One of his first tasks was to select 19" Kinesis K19R wheels. He had the centers powdercoated Phantom black, which gives off a slight pinkish tone in the light. This started off the car's red/black theme, but they aren't purely for show; at 10" wide on the rear, it's allowed the new owner to fit meaty 285/30 Toyos under the rear to control those rampant ponies.
Since he'd chosen to contrast the red paintwork with black accents, it was inevitable that carbon fiber would figure somewhere. In fact, it's everywhere, from the vented Vorsteiner hood and rear diffuser to the MVR front lip. You'll even find it on the kidney grilles and side gills.
Carbon has also infected the interior like a rash. You find it on the instrument surround, door handles, dash and console. It's also on the e-brake handle, shift knob and the shift console, and found its way onto the SMG shift paddles and the steering wheel they sit behind.
European Auto Source supplied much of the carbon, with additional items coming from JLevi Streetwerks. Although Ronnie confessed he'd shopped around so much he'd forgotten several suppliers.
Talking to the owner, it's obvious that despite it's impressive spec, the project isn't in full swing yet. We learned of plans to add side skirts; "But I haven't found any I like yet."
He's also working on an audio system, which he hoped to have fitted for our photos. But the most ambitious plan calls for a widebody conversion in the future, at which point we may well see Ronnie's supercharged M3 3.4 return to these pages

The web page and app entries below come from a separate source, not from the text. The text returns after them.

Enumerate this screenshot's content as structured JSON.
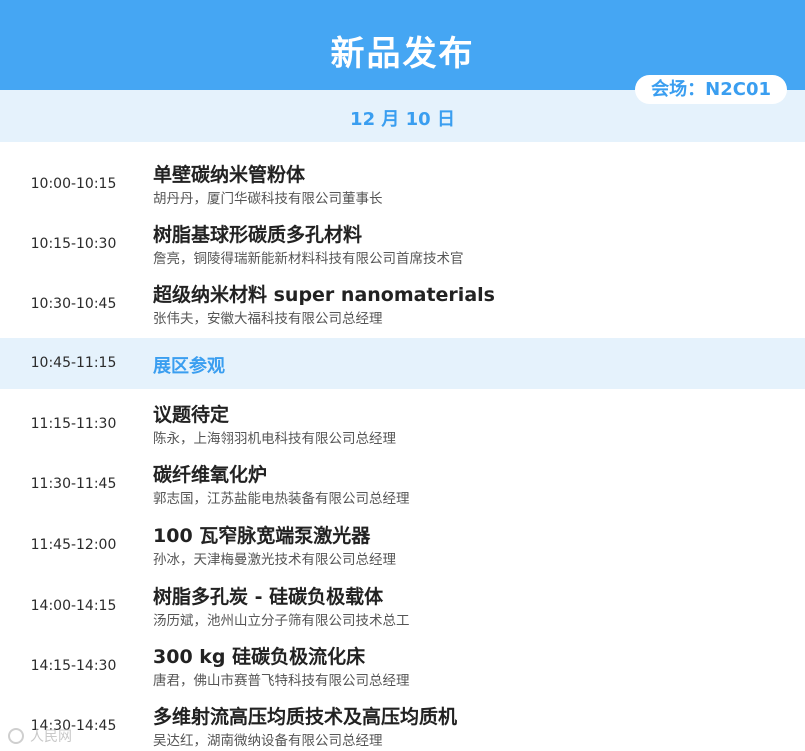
{
  "header": {
    "title": "新品发布",
    "venue": "会场：N2C01"
  },
  "date": "12 月 10 日",
  "sessions_morning": [
    {
      "time": "10:00-10:15",
      "title": "单壁碳纳米管粉体",
      "speaker": "胡丹丹，厦门华碳科技有限公司董事长"
    },
    {
      "time": "10:15-10:30",
      "title": "树脂基球形碳质多孔材料",
      "speaker": "詹亮，铜陵得瑞新能新材料科技有限公司首席技术官"
    },
    {
      "time": "10:30-10:45",
      "title": "超级纳米材料 super nanomaterials",
      "speaker": "张伟夫，安徽大福科技有限公司总经理"
    }
  ],
  "break": {
    "time": "10:45-11:15",
    "title": "展区参观"
  },
  "sessions_later": [
    {
      "time": "11:15-11:30",
      "title": "议题待定",
      "speaker": "陈永，上海翎羽机电科技有限公司总经理"
    },
    {
      "time": "11:30-11:45",
      "title": "碳纤维氧化炉",
      "speaker": "郭志国，江苏盐能电热装备有限公司总经理"
    },
    {
      "time": "11:45-12:00",
      "title": "100 瓦窄脉宽端泵激光器",
      "speaker": "孙冰，天津梅曼激光技术有限公司总经理"
    },
    {
      "time": "14:00-14:15",
      "title": "树脂多孔炭 - 硅碳负极载体",
      "speaker": "汤历斌，池州山立分子筛有限公司技术总工"
    },
    {
      "time": "14:15-14:30",
      "title": "300 kg 硅碳负极流化床",
      "speaker": "唐君，佛山市赛普飞特科技有限公司总经理"
    },
    {
      "time": "14:30-14:45",
      "title": "多维射流高压均质技术及高压均质机",
      "speaker": "吴达红，湖南微纳设备有限公司总经理"
    }
  ],
  "watermark": {
    "text": "人民网"
  },
  "colors": {
    "header_blue": "#45a6f3",
    "band_light": "#e5f2fc",
    "accent_text": "#3a9ef0"
  }
}
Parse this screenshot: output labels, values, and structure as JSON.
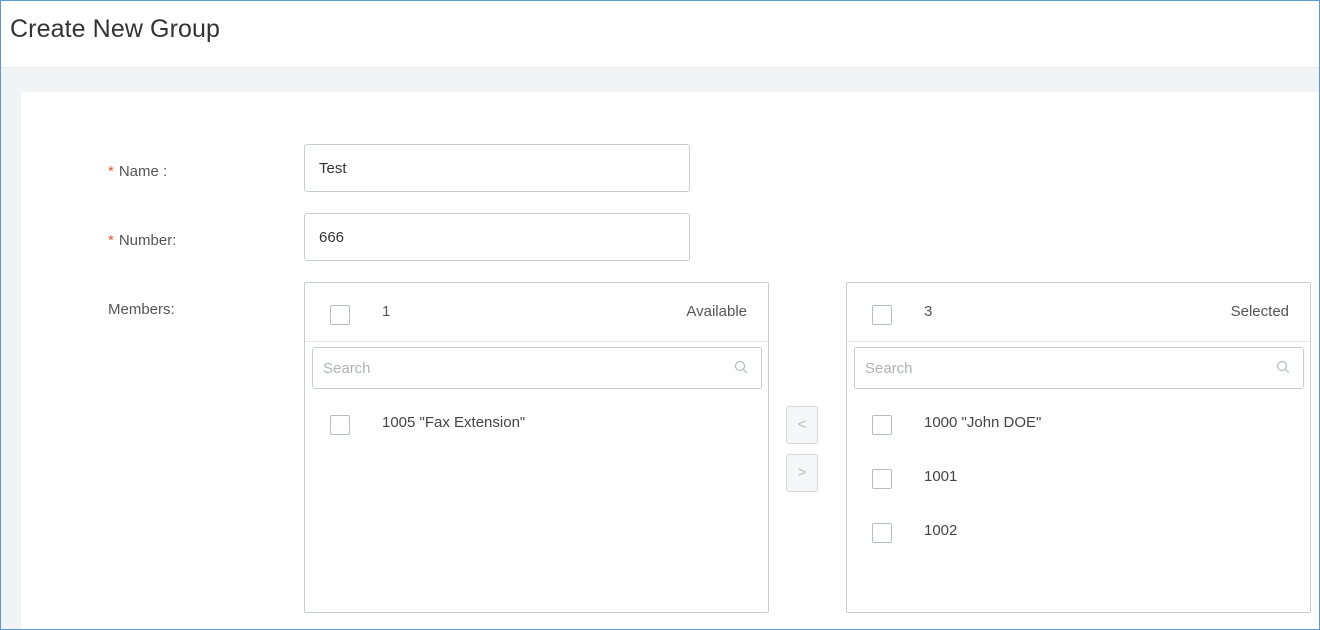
{
  "page": {
    "title": "Create New Group"
  },
  "form": {
    "name": {
      "required_mark": "*",
      "label": "Name :",
      "value": "Test"
    },
    "number": {
      "required_mark": "*",
      "label": "Number:",
      "value": "666"
    },
    "members_label": "Members:"
  },
  "available": {
    "count": "1",
    "title": "Available",
    "search_placeholder": "Search",
    "items": [
      {
        "label": "1005 \"Fax Extension\""
      }
    ]
  },
  "selected": {
    "count": "3",
    "title": "Selected",
    "search_placeholder": "Search",
    "items": [
      {
        "label": "1000 \"John DOE\""
      },
      {
        "label": "1001"
      },
      {
        "label": "1002"
      }
    ]
  },
  "buttons": {
    "move_left": "<",
    "move_right": ">"
  },
  "icons": {
    "search": "search-icon"
  },
  "colors": {
    "frame_border": "#5b9bd5",
    "required": "#e05a45",
    "band": "#f2f3f5"
  }
}
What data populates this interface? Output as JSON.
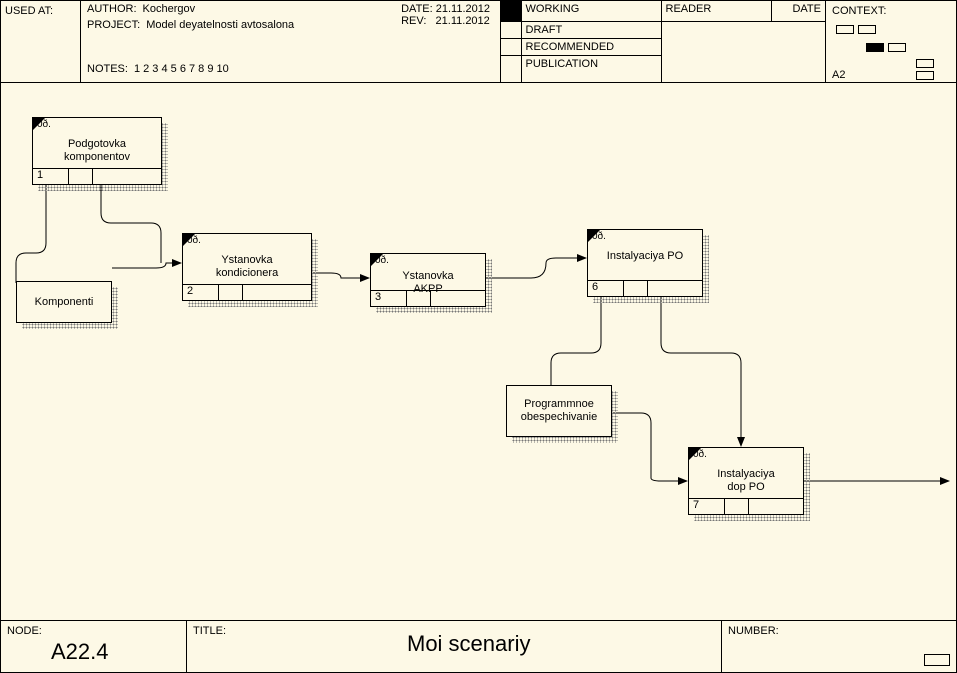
{
  "header": {
    "usedAtLabel": "USED AT:",
    "authorLabel": "AUTHOR:",
    "authorValue": "Kochergov",
    "projectLabel": "PROJECT:",
    "projectValue": "Model deyatelnosti avtosalona",
    "notesLabel": "NOTES:",
    "notesValue": "1  2  3  4  5  6  7  8  9  10",
    "dateLabel": "DATE:",
    "dateValue": "21.11.2012",
    "revLabel": "REV:",
    "revValue": "21.11.2012",
    "status": {
      "working": "WORKING",
      "draft": "DRAFT",
      "recommended": "RECOMMENDED",
      "publication": "PUBLICATION",
      "reader": "READER",
      "dateCol": "DATE"
    },
    "contextLabel": "CONTEXT:",
    "contextCode": "A2"
  },
  "footer": {
    "nodeLabel": "NODE:",
    "nodeValue": "A22.4",
    "titleLabel": "TITLE:",
    "titleValue": "Moi scenariy",
    "numberLabel": "NUMBER:"
  },
  "boxes": {
    "b1": {
      "id": "0ð.",
      "label": "Podgotovka\nkomponentov",
      "num": "1"
    },
    "b2": {
      "id": "0ð.",
      "label": "Ystanovka\nkondicionera",
      "num": "2"
    },
    "b3": {
      "id": "0ð.",
      "label": "Ystanovka\nAKPP",
      "num": "3"
    },
    "b4": {
      "id": "0ð.",
      "label": "Instalyaciya PO",
      "num": "6"
    },
    "b5": {
      "id": "0ð.",
      "label": "Instalyaciya\ndop PO",
      "num": "7"
    },
    "d1": {
      "label": "Komponenti"
    },
    "d2": {
      "label": "Programmnoe\nobespechivanie"
    }
  }
}
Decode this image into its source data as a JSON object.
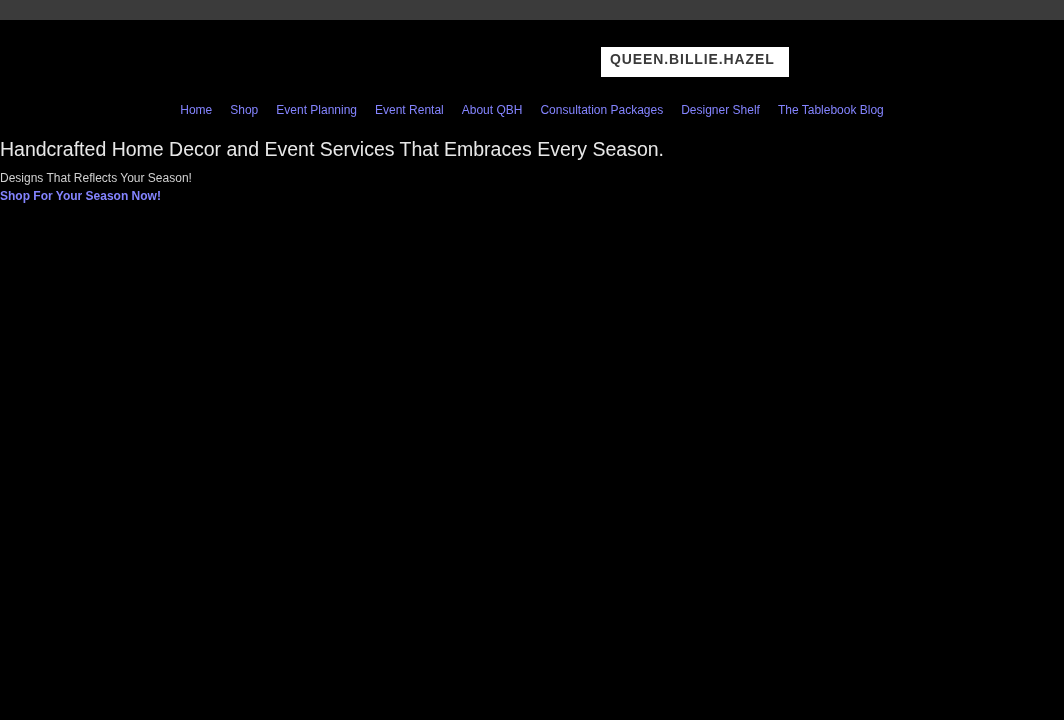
{
  "logo": {
    "text": "QUEEN.BILLIE.HAZEL"
  },
  "nav": {
    "items": [
      {
        "label": "Home"
      },
      {
        "label": "Shop"
      },
      {
        "label": "Event Planning"
      },
      {
        "label": "Event Rental"
      },
      {
        "label": "About QBH"
      },
      {
        "label": "Consultation Packages"
      },
      {
        "label": "Designer Shelf"
      },
      {
        "label": "The Tablebook Blog"
      }
    ]
  },
  "hero": {
    "heading": "Handcrafted Home Decor and Event Services That Embraces Every Season.",
    "subheading": "Designs That Reflects Your Season!",
    "link": "Shop For Your Season Now!"
  }
}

2002 BMW M3
Owner: Ronnie Cheung
Location: Sunnyvale, CA
Engine: S54 3.2 liter i-6 stroked to 3.4 liters with custom CP pistons and rings (9.5:1 compression), Eagle lightened and shaved rods, ported and polished head with three-angle valve job on Ferrara valves and springs, Axiom Tuning titanium retainers, Vortech V2 supercharger system, air-to-water aftercooler with front-mount heat exchanger with Bosch water pump, new Bosch oil and water pumps, Fluidyne Racing radiator, Motorsport low temperature thermostat, custom oil cooler with auxiliary cooling fans, Ignition Solutions plasma coils with active LEDs, six secondary RC440 injectors with Split Second AIC1 injector controller, Supersprint headers, race catalytic converters, X-pipe and stainless steel lightweight muffler, modified ECU ignition timing, Split Second PSC1 for fuel tuning, carbon intake tube and valve covers, painted aftercooler
Drivetrain: BMW SMG II transmission, lightweight aluminum flywheel, Axiom carbon/kevlar clutch, Sachs Racing pressure plate and bearing, Quaife 3.91:1 gear set
Brakes: Brembo 355mm front and 345mm rear two-piece cross-drilled rotors with four-piston calipers
Suspension: Koni struts, Eibach springs and sway bars
Wheels & Tires: 19x8.5" front, 19x10" rear Kinesis K19R three-piece wheels powdercoated Phantom black with polished lips, 255/35 front, 285/30-19 rear Toyo Proxes T1R tires
Exterior: MVR carbon front lip, Vorsteiner GTP red carbon vented hood and rear valance, carbon kidney grilles, washer grille, side gills and roundels, Schnitzer roof and trunk spoilers, painted eyebrows, 10% tint, carbon headlight housings, Phillips 6000k head- and foglight bulbs, Depo clear corners, Hyper-white side markers, Euro tail lights
Interior: SPA boost and temp gauge, AEM Lambda gauge in custom pod, carbon instrument surround, door handles, dash and console kit, e-brake handle, shift knob and surround, SMG paddles, and steering wheel trim, aluminum pedals, Pioneer AVIC-D3 head unit in custom mount
Thanks: Jeff Zusman at Eurobahn Performance (www.eurobahn.us), Axiom Tuning, Lawrence Bogert, Bo Zweig at Bay Car Stereo, Jason Rigor and Ian Sutherland at East Bay BMW, my family, Margaret, Team Jinsoku, Dennis Matsunaga, Justin Choi, Ravi Bhatia, Stephen Chan, Karen Choy, Alex Yao, Greg Gong, www.jlevistreetwerks.com, www.europeanautosource.com.